Score lack of rehab plan, inability to use funds
THE Aquino administration is pressing Washington to make a long-term commitment to help in the reconstruction and rehabilitation of areas damaged by super typhoon Yolanda, but critics say the move is unnecessary because the problem is not the lack of foreign aid but the government’s inability to use it.
“The problem really is the implementation of rehabilitation by the national government. Foreign aid is not a problem,” said United Nationalist Alliance secretary general and Navotas Rep. Tobias Tiangco.
Senator Gregorio Honasan II also criticized the government for having no long-term plan.
“We can only ask for long-term commitment from donors if we have a long-term rehabilitation plan,” Honasan said.
Apart from this plan, there’s a need to put in place a sound foreign policy, said Honsanan, a member of the opposition.
“Economic security must go side by side with land, and water use plans,” he said.
Honasan made the comment after Ambassador to the United States Jose Cuisia Jr. expressed hope that the US long-term commitment would be achieved during the visit of US Senator Marco Rubio to Manila this week.
Rubio is a ranking member of the subcommittee on East Asian and Pacific Affairs of the Senate foreign relations committee.
“We hope the visit of Senator Marco Rubio will further convince Washington to commit to a long-term involvement in the rehabilitation of areas devastated by typhoon Yolanda (Haiyan),” Cuisia said.
Rubio will be received by President Benigno Aquino III on Wednesday as part of a week-long Asian swing that includes stops in Japan and Korea.
The US lawmaker, who will also meet with Foreign Secretary Albert Del Rosario and Defense Secretary Voltaire Gazmin, is expected to visit Tacloban City.
Cuisia said Rubio’s visit will focus on defense and economic cooperation and regional issues as well as to find out how US assistance related to super typhoon Yolanda is being used.
“We are hoping that Senator Rubio will be one of the advocates for a long-term US commitment in the reconstruction of Haiyan devastated communities in the Philippines,” Cuisia said.
“A huge challenge remains and the Philippines is preparing seriously for the reconstruction of affected communities. The Philippines is therefore turning again to the international community, especially the
US, in seeking official development assistance to support reconstruction efforts,” the Philippine ambassador to Washington added.
Cuisia told Rubio that the Philippines would also like to see an expansion of the US Southeast Asian pivot policy in terms of economic ties.

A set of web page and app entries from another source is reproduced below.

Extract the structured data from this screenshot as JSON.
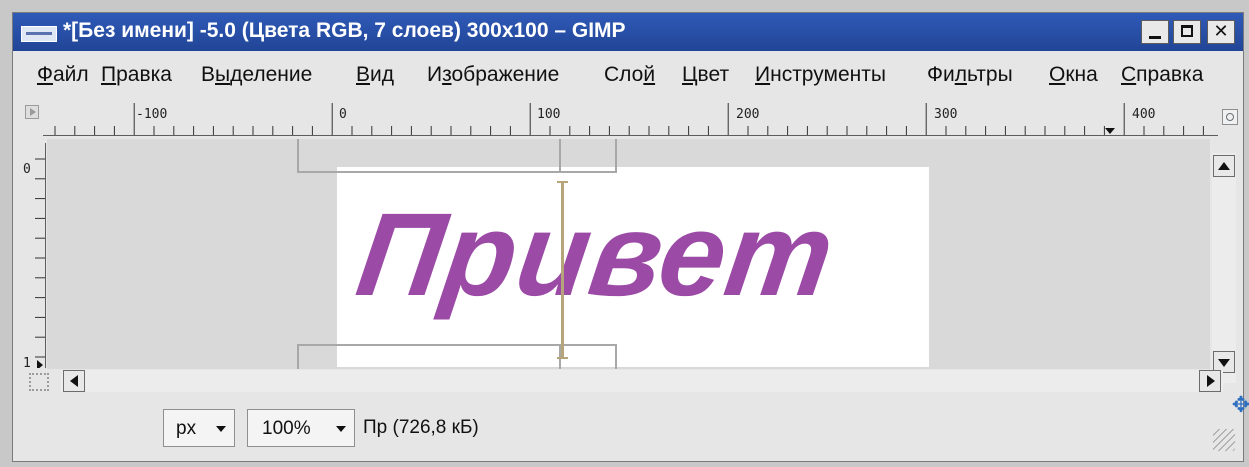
{
  "window": {
    "title": "*[Без имени] -5.0 (Цвета RGB, 7 слоев) 300x100 – GIMP",
    "icons": [
      "gimp-app-icon",
      "minimize-icon",
      "maximize-icon",
      "close-icon"
    ]
  },
  "menu": [
    {
      "pre": "",
      "key": "Ф",
      "post": "айл"
    },
    {
      "pre": "",
      "key": "П",
      "post": "равка"
    },
    {
      "pre": "В",
      "key": "ы",
      "post": "деление"
    },
    {
      "pre": "",
      "key": "В",
      "post": "ид"
    },
    {
      "pre": "И",
      "key": "з",
      "post": "ображение"
    },
    {
      "pre": "Сло",
      "key": "й",
      "post": ""
    },
    {
      "pre": "",
      "key": "Ц",
      "post": "вет"
    },
    {
      "pre": "",
      "key": "И",
      "post": "нструменты"
    },
    {
      "pre": "Фи",
      "key": "л",
      "post": "ьтры"
    },
    {
      "pre": "",
      "key": "О",
      "post": "кна"
    },
    {
      "pre": "",
      "key": "С",
      "post": "правка"
    }
  ],
  "ruler": {
    "h_labels": [
      "-100",
      "0",
      "100",
      "200",
      "300",
      "400"
    ],
    "v_labels": [
      "0",
      "1"
    ]
  },
  "canvas": {
    "text": "Привет",
    "text_color": "#9b4aa6",
    "guide_color": "#b6a57a"
  },
  "status": {
    "unit": "px",
    "zoom": "100%",
    "message": "Пр (726,8 кБ)"
  }
}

Earlier, the government’s Foreign Aid Trasparency Hub or FAiTH website showed that only about 21 percent or P592.5 million out of the P2.8 billion cash pledge from foreign donors have been remitted to the Philippines.
Budget Secretary Florencio Abad said there was a “big disparity” beween what foreign donors said at the height of the relief operations after super typhoon Yolanda struck and what they are delivering now by way of cash.
“I think many of them made those statements so that they can actually influence (those) back home because you have to show the situation here,” Abad said.
Of the P23.79 billion pledged by local donors, P20.9 billion were in kind while P2.8 were in cash.
“Knowing the fiscal process, it is also possible that most of their (foreign donors’) funds have already been committed since the calamity happened during the latter part of the year,” he said.
“A lot of the fund raising would have to be done at the start of this year, when new funds are available. So that may likely explain the huge disparity between what we read in the papers during the height of the relief operations, versus what is now appearing in the Faith website,” Abad added.
Abad earlier asked Cabinet members to identify projects that can be deferred so that the budget can be re-aligned for reconstruction.
The 2014 budget only included the following funds for the rehabilitation and reconstruction efforts in areas hit by recent calamities: P13 billion calamity fund, up from last year’s P7.5 billion; P20 billion rehabilitation construction program; and P80 billion for construction projects under the unprogrammed fund. With Macon Ramos-Araneta